For portability to machines where a pointer (such as to a label, which is how g77 implements ASSIGN and its relatives, the assigned-GOTO and assigned-FORMAT-I/O statements) is wider (bitwise) than an INTEGER(KIND=1), g77 uses a different memory location to hold the ASSIGNed value of a variable than it does the numerical value in that variable, unless the variable is wide enough (can hold enough bits).

In particular, while g77 implements

     I = 10

as, in C notation, `i = 10;', it implements

     ASSIGN 10 TO I

as, in GNU's extended C notation (for the label syntax), `__g77_ASSIGN_I = &&L10;' (where `L10' is just a massaging of the Fortran label `10' to make the syntax C-like; g77 doesn't actually generate the name `L10' or any other name like that, since debuggers cannot access labels anyway).

While this currently means that an ASSIGN statement does not overwrite the numeric contents of its target variable, do not write any code depending on this feature. g77 has already changed this implementation across versions and might do so in the future. This information is provided only to make debugging Fortran programs compiled with the current version of g77 somewhat easier. If there's no debugger-visible variable named `__g77_ASSIGN_I' in a program unit that does `ASSIGN 10 TO I', that probably means g77 has decided it can store the pointer to the label directly into `I' itself.

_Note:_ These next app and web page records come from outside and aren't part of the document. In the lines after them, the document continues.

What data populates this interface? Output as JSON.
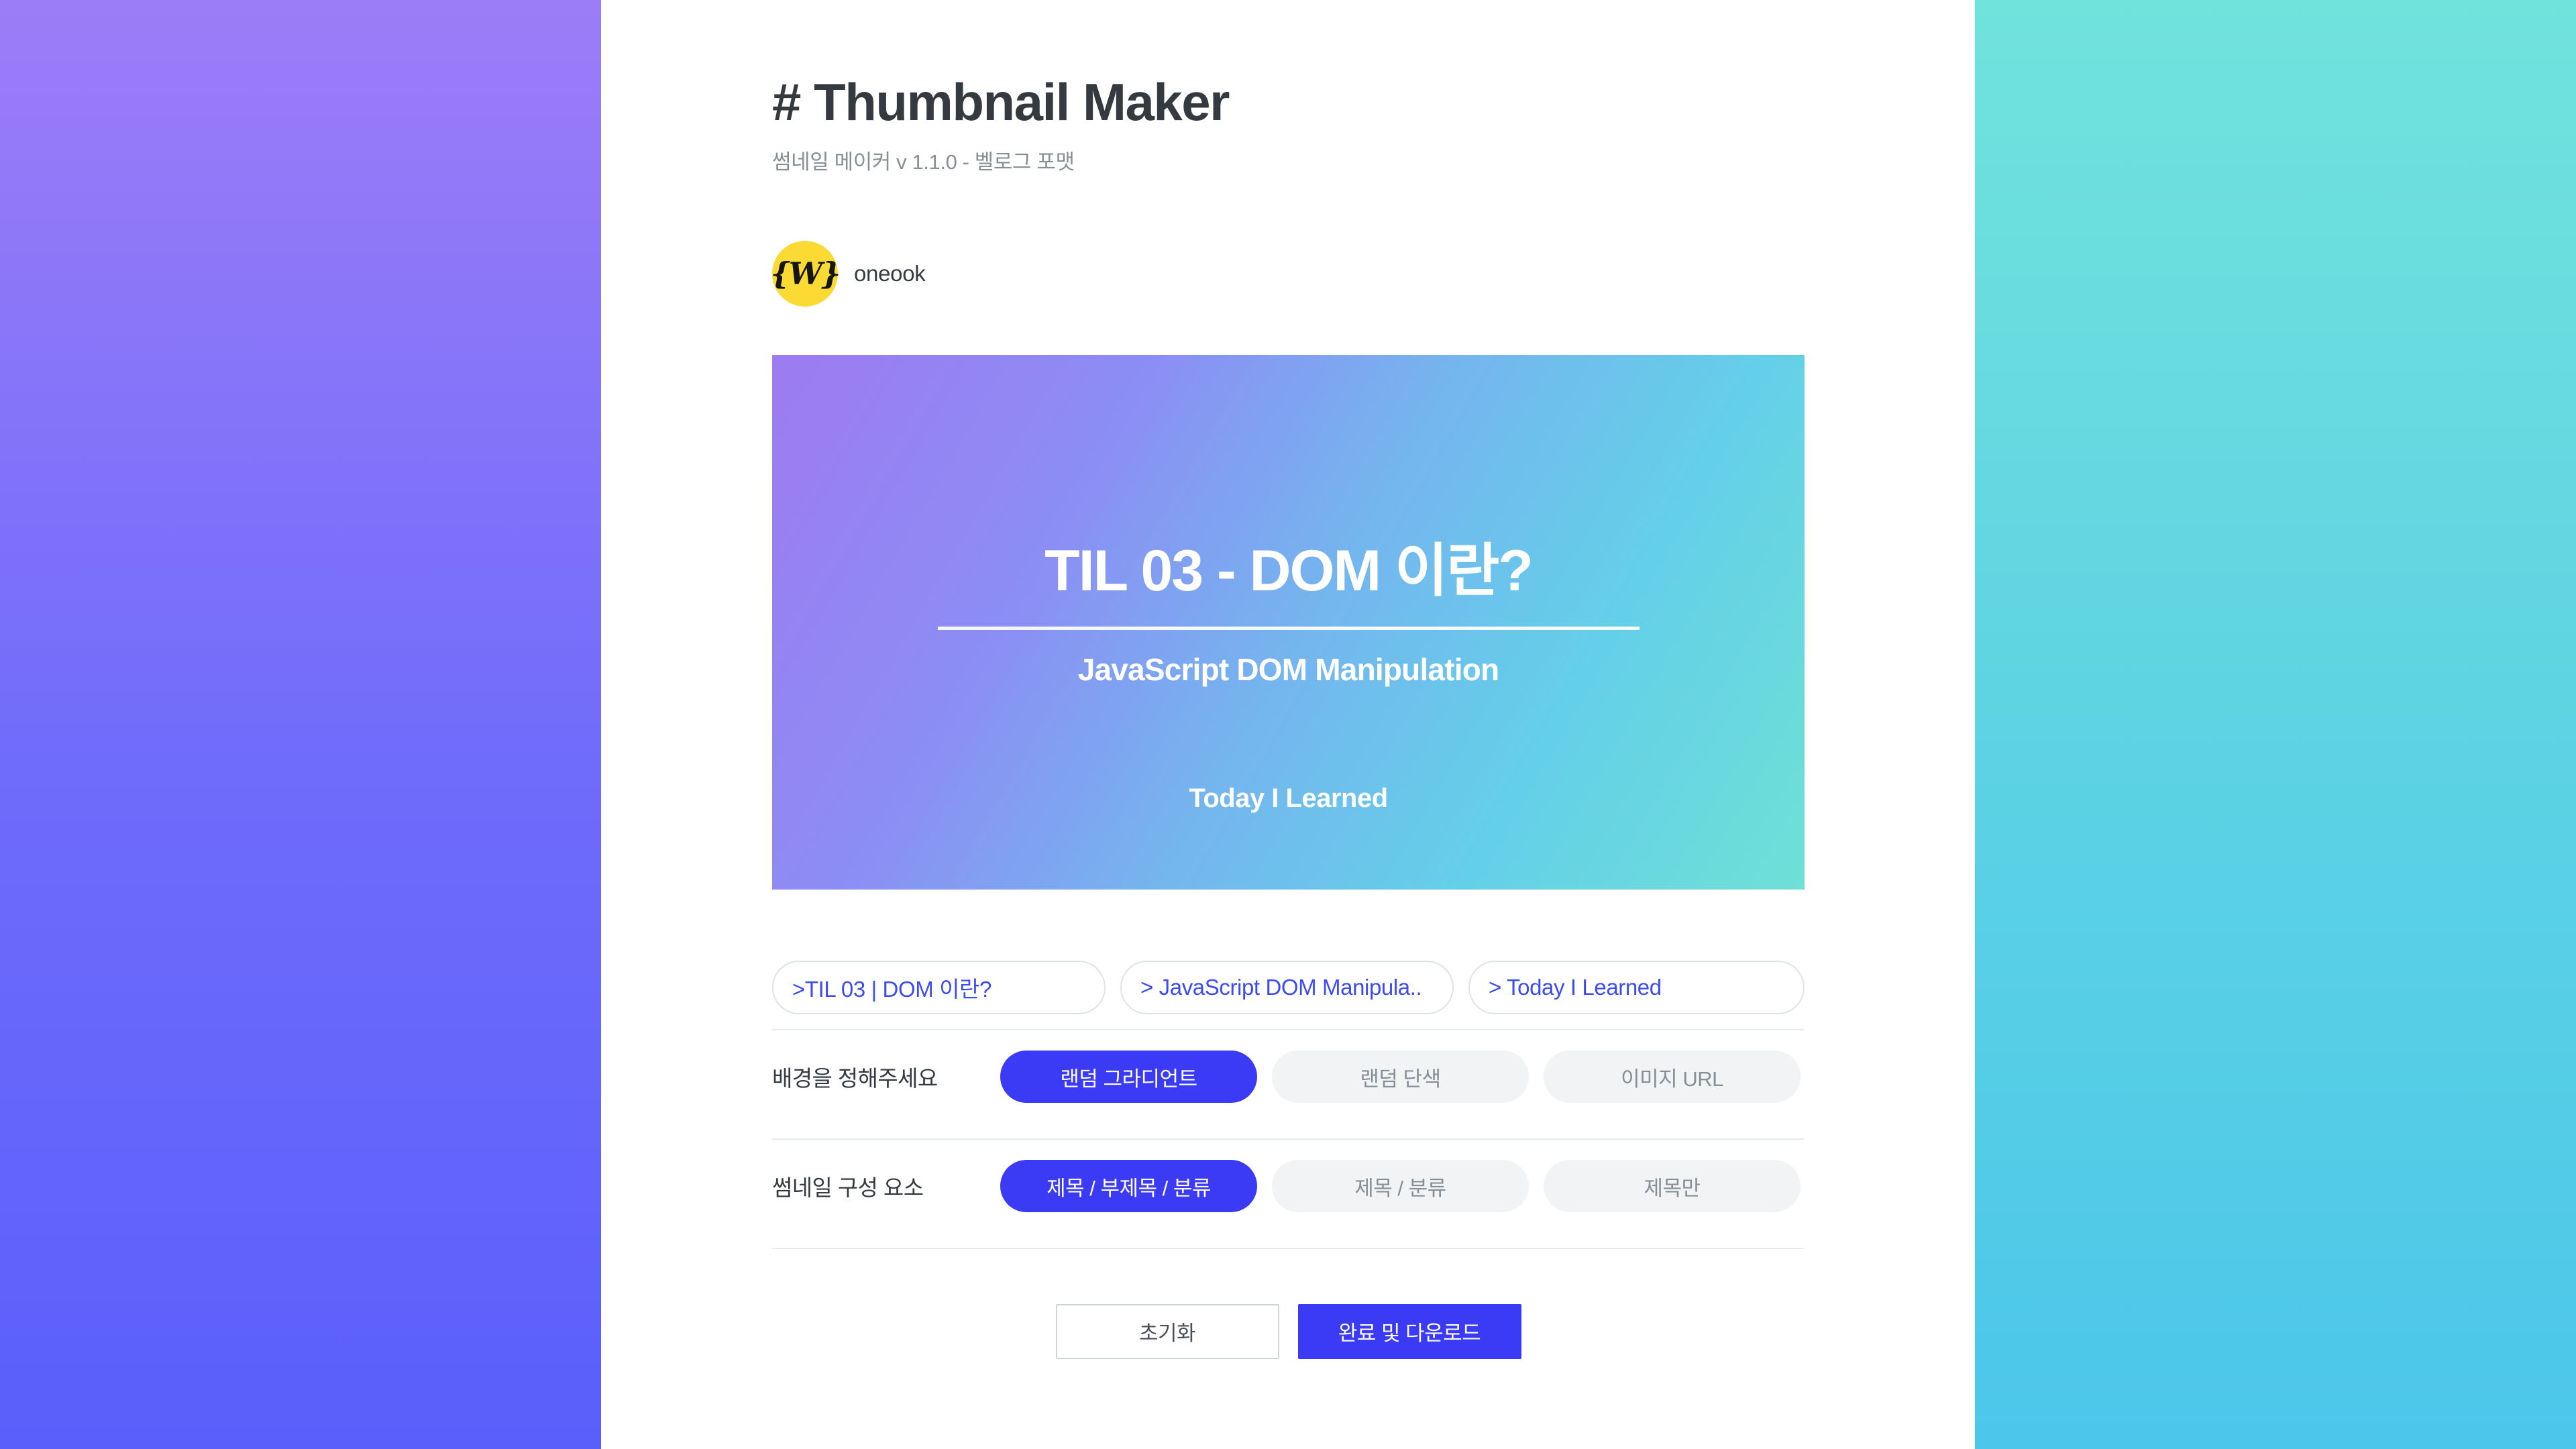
{
  "header": {
    "title": "# Thumbnail Maker",
    "subtitle": "썸네일 메이커 v 1.1.0 - 벨로그 포맷"
  },
  "author": {
    "avatar_glyph": "{W}",
    "avatar_icon": "velog-logo-icon",
    "avatar_color": "#fada33",
    "name": "oneook"
  },
  "preview": {
    "title": "TIL 03 - DOM 이란?",
    "subtitle": "JavaScript DOM Manipulation",
    "category": "Today I Learned",
    "gradient_from": "#9d7bf1",
    "gradient_to": "#6fe0d6"
  },
  "inputs": [
    {
      "name": "title-input",
      "value": ">TIL 03 | DOM 이란?",
      "placeholder": "제목을 입력하세요"
    },
    {
      "name": "subtitle-input",
      "value": "> JavaScript DOM Manipula..",
      "placeholder": "부제목을 입력하세요"
    },
    {
      "name": "category-input",
      "value": "> Today I Learned",
      "placeholder": "분류를 입력하세요"
    }
  ],
  "options": [
    {
      "label": "배경을 정해주세요",
      "buttons": [
        {
          "label": "랜덤 그라디언트",
          "active": true
        },
        {
          "label": "랜덤 단색",
          "active": false
        },
        {
          "label": "이미지 URL",
          "active": false
        }
      ]
    },
    {
      "label": "썸네일 구성 요소",
      "buttons": [
        {
          "label": "제목 / 부제목 / 분류",
          "active": true
        },
        {
          "label": "제목 / 분류",
          "active": false
        },
        {
          "label": "제목만",
          "active": false
        }
      ]
    }
  ],
  "actions": {
    "reset_label": "초기화",
    "download_label": "완료 및 다운로드",
    "accent_color": "#3b3bf5"
  },
  "background": {
    "left_gradient_from": "#9c7df7",
    "left_gradient_to": "#5a5ffb",
    "right_gradient_from": "#71e2dc",
    "right_gradient_to": "#4cc6ea"
  }
}
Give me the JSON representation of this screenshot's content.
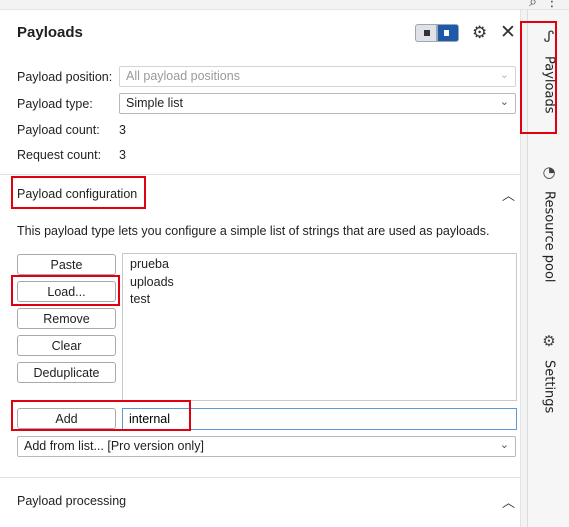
{
  "top_icons": [
    "search-icon",
    "more-icon"
  ],
  "header": {
    "title": "Payloads"
  },
  "fields": {
    "position_label": "Payload position:",
    "position_value": "All payload positions",
    "type_label": "Payload type:",
    "type_value": "Simple list",
    "count_label": "Payload count:",
    "count_value": "3",
    "request_label": "Request count:",
    "request_value": "3"
  },
  "config": {
    "title": "Payload configuration",
    "description": "This payload type lets you configure a simple list of strings that are used as payloads.",
    "buttons": {
      "paste": "Paste",
      "load": "Load...",
      "remove": "Remove",
      "clear": "Clear",
      "deduplicate": "Deduplicate",
      "add": "Add"
    },
    "items": [
      "prueba",
      "uploads",
      "test"
    ],
    "add_value": "internal",
    "add_from_list": "Add from list... [Pro version only]"
  },
  "processing": {
    "title": "Payload processing"
  },
  "sidebar": {
    "tabs": [
      "Payloads",
      "Resource pool",
      "Settings"
    ]
  },
  "colors": {
    "accent": "#1e5aa8",
    "highlight": "#e0000f",
    "input_focus": "#5b9bd5"
  }
}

See Ugly Assigned Labels, for information on a command-line option to force g77 to use the same storage for both normal and assigned-label uses of a variable.